TASK STATEMENT:
Among the entries that follow, some lines contain the word "this". Show all of them.

Entries from a dataset of interfaces:
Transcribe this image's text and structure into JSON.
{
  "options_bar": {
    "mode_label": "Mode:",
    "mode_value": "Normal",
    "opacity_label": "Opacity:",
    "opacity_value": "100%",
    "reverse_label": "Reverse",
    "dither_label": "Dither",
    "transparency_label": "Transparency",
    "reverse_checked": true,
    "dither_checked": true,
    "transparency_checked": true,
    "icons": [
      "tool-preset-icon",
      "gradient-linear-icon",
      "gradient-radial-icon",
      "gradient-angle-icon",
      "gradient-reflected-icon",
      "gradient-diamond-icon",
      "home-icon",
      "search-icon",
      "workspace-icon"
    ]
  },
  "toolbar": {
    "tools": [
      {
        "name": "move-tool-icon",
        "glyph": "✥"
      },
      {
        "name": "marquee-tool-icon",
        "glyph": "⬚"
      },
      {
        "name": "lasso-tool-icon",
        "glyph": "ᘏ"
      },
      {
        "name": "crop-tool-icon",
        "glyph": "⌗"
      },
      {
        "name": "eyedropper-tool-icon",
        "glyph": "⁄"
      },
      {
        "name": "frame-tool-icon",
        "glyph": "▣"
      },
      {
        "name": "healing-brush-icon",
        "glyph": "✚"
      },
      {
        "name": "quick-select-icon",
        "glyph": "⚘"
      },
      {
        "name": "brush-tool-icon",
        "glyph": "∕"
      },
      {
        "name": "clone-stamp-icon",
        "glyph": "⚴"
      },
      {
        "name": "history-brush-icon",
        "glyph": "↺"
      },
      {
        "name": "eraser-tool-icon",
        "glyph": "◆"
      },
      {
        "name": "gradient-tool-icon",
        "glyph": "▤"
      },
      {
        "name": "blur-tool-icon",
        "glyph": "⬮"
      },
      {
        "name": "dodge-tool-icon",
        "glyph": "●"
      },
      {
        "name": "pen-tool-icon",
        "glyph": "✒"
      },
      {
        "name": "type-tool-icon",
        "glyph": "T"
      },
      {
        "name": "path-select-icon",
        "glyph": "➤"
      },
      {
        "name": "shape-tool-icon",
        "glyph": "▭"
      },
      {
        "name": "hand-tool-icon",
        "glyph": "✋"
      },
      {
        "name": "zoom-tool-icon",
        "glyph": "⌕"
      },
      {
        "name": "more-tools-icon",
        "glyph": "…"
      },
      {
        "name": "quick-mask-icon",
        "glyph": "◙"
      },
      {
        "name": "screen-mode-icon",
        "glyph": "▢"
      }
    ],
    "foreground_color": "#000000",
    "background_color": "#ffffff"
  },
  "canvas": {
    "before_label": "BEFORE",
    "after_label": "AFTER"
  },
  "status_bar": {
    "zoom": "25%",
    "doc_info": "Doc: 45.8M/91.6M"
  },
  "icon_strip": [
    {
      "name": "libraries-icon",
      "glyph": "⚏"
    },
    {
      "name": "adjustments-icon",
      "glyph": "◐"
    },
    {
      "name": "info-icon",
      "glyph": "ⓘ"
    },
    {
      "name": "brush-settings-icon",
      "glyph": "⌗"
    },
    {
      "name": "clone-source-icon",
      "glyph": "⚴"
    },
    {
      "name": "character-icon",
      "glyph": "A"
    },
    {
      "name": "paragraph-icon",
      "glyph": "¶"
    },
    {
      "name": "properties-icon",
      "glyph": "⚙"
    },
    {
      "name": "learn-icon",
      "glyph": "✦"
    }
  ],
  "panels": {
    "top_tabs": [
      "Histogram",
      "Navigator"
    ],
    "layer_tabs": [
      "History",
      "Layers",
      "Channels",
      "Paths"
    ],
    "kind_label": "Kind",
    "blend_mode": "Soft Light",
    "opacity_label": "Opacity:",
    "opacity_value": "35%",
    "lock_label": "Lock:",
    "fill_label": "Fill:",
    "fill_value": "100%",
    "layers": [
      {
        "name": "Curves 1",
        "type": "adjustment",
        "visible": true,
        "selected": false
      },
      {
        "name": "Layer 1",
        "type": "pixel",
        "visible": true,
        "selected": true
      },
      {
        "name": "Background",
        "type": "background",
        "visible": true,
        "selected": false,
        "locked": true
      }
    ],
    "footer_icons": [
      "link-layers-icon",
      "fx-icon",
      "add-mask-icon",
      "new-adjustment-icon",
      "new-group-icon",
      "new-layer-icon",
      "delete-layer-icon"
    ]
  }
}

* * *

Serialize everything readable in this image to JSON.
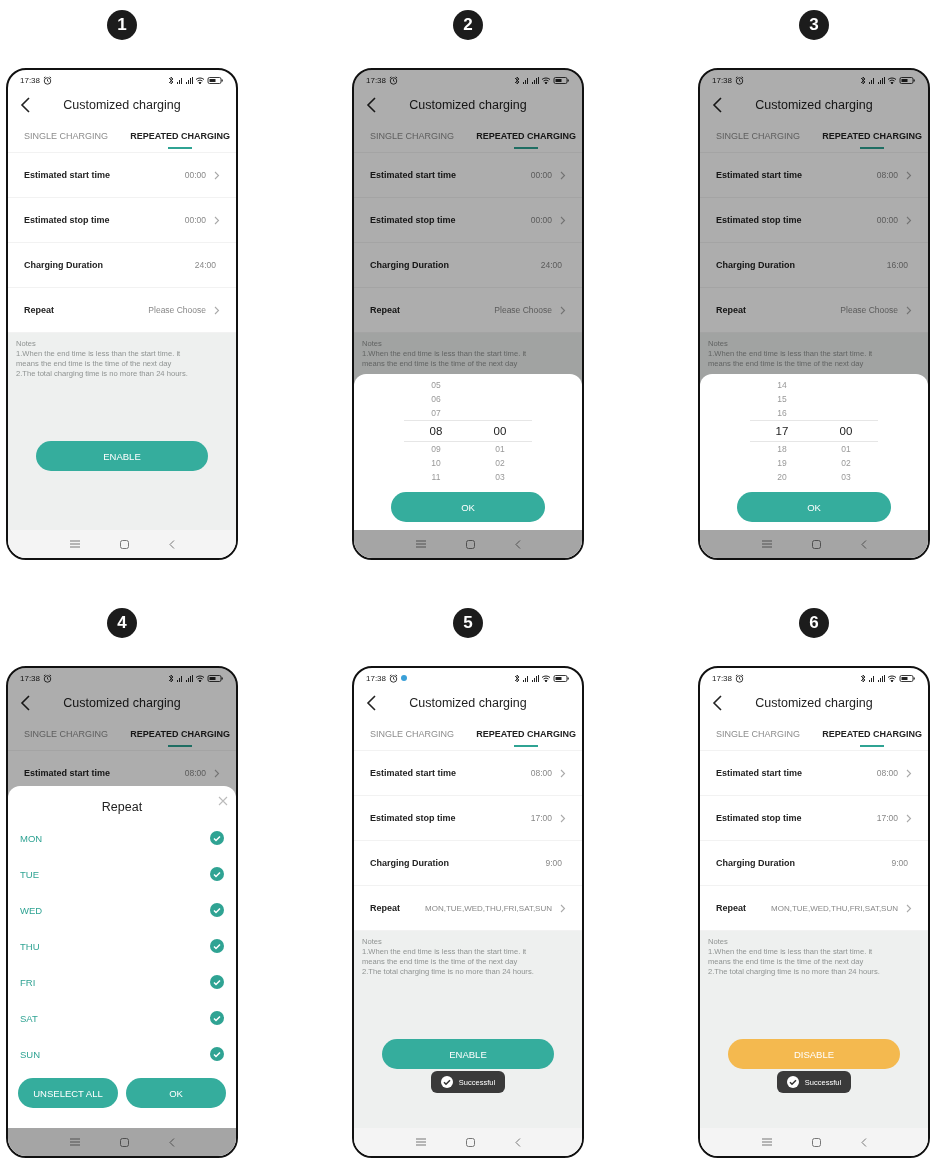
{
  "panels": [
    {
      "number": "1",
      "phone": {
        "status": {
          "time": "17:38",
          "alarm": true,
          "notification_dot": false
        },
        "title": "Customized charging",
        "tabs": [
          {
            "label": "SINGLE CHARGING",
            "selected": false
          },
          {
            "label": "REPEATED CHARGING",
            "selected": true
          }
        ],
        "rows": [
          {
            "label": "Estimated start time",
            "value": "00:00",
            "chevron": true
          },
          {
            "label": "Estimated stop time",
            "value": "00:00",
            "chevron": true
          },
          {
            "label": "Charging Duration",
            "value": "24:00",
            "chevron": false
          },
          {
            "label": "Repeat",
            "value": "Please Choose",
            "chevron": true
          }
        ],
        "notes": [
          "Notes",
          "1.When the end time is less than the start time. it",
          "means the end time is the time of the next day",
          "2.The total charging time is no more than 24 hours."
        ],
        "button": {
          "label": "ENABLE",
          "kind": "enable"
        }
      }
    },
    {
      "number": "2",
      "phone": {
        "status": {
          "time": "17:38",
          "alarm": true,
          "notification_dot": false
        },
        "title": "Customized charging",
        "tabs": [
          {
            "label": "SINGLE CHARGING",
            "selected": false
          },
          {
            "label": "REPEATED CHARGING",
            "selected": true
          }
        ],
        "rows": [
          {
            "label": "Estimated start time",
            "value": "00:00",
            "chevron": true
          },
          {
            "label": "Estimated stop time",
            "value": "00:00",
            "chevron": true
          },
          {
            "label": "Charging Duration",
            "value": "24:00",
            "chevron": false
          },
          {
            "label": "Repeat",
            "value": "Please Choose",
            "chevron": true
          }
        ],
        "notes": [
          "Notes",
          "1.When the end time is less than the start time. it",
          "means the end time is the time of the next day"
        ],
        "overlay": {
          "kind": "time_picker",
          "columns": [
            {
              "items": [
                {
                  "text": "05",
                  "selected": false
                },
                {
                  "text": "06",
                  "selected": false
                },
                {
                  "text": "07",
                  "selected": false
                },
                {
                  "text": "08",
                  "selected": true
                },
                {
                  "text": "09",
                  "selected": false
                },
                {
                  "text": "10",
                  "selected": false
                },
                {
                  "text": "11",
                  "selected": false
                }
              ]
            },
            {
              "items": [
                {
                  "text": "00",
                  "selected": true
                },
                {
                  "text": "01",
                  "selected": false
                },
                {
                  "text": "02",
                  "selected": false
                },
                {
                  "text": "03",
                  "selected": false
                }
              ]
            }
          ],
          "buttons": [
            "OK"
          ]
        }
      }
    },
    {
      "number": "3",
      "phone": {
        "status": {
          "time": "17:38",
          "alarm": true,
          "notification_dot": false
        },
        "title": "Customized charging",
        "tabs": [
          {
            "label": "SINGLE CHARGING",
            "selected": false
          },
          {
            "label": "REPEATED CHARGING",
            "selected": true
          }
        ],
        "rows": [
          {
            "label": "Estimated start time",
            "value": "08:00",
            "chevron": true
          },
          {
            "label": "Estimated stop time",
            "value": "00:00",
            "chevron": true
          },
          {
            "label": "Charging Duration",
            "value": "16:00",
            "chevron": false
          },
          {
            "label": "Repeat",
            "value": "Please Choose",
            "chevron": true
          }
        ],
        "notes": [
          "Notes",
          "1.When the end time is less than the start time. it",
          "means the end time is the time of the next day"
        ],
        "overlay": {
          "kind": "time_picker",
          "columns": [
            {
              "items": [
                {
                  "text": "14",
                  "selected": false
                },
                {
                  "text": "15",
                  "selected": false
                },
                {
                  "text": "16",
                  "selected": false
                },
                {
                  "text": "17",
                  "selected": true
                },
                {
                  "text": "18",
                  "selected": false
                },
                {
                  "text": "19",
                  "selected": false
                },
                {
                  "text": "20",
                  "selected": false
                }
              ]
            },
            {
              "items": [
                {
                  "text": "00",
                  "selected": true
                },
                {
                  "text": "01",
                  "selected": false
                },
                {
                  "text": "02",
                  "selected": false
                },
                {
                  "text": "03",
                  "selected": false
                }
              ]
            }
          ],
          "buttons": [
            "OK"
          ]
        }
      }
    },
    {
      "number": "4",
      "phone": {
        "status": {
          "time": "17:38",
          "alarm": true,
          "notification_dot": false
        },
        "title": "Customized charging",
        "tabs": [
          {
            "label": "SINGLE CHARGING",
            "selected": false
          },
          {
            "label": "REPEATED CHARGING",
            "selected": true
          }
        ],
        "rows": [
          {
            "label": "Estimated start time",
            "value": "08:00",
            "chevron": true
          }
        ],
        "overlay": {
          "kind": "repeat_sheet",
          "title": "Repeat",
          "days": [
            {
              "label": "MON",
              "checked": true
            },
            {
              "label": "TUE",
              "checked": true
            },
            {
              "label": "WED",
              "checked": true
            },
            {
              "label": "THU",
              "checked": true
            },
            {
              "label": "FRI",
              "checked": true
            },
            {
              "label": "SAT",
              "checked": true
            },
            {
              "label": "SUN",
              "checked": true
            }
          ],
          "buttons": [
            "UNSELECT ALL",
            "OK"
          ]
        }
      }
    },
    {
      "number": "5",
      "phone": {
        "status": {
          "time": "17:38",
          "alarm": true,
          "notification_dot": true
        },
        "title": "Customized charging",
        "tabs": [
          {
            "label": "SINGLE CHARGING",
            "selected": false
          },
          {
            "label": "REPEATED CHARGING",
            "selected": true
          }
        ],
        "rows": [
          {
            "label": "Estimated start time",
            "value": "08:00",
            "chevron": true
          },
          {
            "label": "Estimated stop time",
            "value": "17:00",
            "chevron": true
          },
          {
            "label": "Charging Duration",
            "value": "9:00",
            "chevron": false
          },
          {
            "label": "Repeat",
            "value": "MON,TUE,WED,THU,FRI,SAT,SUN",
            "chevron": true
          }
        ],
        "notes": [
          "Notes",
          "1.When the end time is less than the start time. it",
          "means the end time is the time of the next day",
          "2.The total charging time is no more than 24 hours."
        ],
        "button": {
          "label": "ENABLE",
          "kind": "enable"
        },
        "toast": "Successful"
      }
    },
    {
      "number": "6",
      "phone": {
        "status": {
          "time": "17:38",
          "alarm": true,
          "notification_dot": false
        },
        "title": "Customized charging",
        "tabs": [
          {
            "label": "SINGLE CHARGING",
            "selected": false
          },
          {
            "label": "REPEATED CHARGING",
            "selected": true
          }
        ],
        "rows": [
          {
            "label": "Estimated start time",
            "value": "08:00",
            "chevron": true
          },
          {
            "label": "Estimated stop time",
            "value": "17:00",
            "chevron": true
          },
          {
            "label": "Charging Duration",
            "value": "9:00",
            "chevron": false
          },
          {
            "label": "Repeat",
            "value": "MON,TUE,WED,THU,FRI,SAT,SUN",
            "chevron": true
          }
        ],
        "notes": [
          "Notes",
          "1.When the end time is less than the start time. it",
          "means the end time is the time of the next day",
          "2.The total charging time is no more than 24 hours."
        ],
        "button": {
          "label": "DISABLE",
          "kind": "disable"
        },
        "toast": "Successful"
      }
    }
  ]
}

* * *

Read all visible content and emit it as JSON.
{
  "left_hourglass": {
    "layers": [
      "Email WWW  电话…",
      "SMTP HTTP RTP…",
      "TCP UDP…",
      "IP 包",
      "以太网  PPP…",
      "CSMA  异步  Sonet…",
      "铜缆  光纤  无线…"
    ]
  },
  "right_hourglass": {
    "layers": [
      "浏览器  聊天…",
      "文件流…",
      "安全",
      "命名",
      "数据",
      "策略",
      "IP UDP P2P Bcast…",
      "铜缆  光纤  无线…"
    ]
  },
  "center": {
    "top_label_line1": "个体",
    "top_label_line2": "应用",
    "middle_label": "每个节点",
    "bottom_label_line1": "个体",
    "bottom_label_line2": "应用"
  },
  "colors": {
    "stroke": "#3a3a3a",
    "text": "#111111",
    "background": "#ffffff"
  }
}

EXERCISE SOLUTION:
Transcribe this image's text and structure into JSON.
Serialize everything readable in this image to JSON.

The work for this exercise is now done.